> WHAT IS BEING ASKED:
Among the entries that follow, how many lines contain the string "this"? Answer with that number only.

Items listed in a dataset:
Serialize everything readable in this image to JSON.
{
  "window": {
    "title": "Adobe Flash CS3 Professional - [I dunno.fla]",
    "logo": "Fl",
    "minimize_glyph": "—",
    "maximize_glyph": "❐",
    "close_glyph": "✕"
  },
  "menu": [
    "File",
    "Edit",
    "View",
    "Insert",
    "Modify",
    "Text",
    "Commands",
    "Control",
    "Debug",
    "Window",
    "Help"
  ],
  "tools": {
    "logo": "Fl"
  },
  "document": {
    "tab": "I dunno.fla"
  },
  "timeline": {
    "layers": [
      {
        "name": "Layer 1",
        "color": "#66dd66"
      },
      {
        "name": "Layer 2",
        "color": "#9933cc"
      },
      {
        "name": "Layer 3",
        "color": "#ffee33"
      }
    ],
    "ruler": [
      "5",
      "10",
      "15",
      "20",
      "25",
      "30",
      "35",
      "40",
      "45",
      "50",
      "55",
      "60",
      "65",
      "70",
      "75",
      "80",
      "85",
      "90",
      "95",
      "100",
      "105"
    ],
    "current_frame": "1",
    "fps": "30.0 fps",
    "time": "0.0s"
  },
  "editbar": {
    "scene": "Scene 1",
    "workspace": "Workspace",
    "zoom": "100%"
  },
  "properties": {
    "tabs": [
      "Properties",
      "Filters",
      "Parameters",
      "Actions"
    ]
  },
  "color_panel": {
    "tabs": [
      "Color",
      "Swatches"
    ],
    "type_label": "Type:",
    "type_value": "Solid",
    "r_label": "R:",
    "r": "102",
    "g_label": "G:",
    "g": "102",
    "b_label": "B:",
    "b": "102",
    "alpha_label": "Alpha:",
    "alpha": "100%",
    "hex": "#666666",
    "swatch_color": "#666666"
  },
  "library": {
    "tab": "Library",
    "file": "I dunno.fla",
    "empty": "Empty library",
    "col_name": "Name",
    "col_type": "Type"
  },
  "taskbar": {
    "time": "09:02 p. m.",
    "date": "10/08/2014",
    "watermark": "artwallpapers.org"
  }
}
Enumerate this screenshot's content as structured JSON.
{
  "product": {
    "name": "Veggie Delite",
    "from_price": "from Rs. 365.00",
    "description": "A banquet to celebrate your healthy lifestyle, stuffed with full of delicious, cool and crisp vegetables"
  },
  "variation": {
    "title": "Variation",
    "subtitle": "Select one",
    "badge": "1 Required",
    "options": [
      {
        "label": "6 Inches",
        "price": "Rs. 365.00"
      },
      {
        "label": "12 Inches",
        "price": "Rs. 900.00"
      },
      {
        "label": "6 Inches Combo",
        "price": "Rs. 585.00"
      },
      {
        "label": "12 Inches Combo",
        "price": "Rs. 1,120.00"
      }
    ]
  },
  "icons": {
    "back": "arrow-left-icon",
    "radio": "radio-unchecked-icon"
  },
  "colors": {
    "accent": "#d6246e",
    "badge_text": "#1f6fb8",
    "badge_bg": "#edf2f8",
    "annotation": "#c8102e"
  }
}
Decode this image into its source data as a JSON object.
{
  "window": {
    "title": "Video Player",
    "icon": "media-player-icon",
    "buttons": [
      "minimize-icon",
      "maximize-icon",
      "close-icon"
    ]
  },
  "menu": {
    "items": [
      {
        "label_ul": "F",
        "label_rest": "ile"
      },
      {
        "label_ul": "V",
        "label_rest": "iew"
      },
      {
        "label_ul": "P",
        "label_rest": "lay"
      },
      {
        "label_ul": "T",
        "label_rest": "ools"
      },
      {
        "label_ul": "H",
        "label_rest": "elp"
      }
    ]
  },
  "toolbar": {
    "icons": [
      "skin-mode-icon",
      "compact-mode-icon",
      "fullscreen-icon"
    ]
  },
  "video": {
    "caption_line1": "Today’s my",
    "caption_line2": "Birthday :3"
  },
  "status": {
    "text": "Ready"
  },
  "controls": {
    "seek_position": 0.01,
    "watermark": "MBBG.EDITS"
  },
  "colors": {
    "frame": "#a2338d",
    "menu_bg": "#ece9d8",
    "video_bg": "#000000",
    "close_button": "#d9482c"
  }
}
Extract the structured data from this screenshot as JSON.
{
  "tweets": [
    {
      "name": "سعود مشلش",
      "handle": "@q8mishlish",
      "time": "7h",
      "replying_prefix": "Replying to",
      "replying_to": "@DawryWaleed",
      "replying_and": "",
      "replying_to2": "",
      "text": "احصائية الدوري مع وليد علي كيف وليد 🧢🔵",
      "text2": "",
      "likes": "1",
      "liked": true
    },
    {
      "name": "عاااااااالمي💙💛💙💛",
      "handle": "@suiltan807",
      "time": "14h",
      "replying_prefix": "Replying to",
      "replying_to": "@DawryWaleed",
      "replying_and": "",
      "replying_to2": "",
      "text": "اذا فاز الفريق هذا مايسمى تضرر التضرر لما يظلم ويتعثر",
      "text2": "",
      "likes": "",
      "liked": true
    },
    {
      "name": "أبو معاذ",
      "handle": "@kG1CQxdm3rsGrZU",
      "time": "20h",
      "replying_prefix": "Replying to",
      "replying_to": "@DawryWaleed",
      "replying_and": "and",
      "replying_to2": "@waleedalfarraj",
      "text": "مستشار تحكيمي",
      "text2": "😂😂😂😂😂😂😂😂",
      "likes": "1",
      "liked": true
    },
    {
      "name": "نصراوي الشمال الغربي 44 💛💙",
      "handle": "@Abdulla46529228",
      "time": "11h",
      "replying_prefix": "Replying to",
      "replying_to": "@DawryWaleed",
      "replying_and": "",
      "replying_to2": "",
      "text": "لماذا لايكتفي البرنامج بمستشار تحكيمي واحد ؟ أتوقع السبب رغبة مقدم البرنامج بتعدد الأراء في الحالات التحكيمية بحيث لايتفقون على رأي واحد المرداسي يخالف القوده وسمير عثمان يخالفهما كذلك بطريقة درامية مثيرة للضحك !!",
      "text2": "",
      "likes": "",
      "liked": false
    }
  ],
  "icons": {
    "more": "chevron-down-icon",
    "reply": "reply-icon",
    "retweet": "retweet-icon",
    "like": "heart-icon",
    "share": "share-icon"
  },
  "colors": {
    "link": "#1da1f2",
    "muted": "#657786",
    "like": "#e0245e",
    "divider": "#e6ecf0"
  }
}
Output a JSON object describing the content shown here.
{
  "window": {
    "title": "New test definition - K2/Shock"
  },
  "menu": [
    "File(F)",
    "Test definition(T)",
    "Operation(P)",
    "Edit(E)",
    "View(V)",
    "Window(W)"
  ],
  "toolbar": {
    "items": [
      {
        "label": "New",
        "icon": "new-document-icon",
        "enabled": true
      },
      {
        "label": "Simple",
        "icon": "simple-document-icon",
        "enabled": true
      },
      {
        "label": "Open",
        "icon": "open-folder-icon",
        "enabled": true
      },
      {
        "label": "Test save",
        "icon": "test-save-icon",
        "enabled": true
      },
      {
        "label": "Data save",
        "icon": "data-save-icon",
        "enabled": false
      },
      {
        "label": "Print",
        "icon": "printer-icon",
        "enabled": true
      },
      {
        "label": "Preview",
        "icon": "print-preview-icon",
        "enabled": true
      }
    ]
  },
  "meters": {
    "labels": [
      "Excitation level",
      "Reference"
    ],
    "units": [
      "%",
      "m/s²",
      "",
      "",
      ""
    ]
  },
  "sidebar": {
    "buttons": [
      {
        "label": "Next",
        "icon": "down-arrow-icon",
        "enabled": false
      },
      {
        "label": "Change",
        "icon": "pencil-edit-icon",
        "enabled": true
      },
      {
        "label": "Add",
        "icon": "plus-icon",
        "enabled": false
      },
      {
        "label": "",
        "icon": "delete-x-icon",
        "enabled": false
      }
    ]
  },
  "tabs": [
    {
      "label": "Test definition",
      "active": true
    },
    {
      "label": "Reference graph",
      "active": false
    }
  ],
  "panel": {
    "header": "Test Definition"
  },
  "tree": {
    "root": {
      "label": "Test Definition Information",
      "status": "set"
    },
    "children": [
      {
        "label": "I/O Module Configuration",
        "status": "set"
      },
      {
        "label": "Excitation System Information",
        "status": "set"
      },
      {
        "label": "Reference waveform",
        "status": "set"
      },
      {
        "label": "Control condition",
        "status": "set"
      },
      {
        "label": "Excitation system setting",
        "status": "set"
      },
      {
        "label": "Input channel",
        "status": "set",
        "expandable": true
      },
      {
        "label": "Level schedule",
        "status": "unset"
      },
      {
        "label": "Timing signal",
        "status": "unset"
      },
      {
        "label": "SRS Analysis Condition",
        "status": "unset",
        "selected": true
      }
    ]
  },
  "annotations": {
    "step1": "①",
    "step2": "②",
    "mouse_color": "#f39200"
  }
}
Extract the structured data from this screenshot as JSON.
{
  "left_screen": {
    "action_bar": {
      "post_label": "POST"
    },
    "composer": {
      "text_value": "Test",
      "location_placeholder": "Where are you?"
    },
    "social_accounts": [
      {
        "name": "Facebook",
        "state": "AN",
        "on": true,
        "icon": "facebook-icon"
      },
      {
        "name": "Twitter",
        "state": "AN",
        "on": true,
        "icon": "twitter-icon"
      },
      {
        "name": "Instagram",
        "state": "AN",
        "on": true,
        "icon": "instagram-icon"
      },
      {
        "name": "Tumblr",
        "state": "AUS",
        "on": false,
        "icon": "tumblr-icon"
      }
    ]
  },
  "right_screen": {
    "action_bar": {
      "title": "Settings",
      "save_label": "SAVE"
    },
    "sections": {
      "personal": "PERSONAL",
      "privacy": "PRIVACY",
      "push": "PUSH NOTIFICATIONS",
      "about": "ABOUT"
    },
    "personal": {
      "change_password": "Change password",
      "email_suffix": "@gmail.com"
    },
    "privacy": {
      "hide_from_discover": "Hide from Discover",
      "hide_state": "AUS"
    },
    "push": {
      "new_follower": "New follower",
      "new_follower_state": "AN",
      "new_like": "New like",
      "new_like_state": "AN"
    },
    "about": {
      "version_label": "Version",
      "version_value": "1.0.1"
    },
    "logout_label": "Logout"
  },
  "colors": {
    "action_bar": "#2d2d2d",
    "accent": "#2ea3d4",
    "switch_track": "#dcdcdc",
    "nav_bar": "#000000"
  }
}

> WRITTEN RESPONSE:
5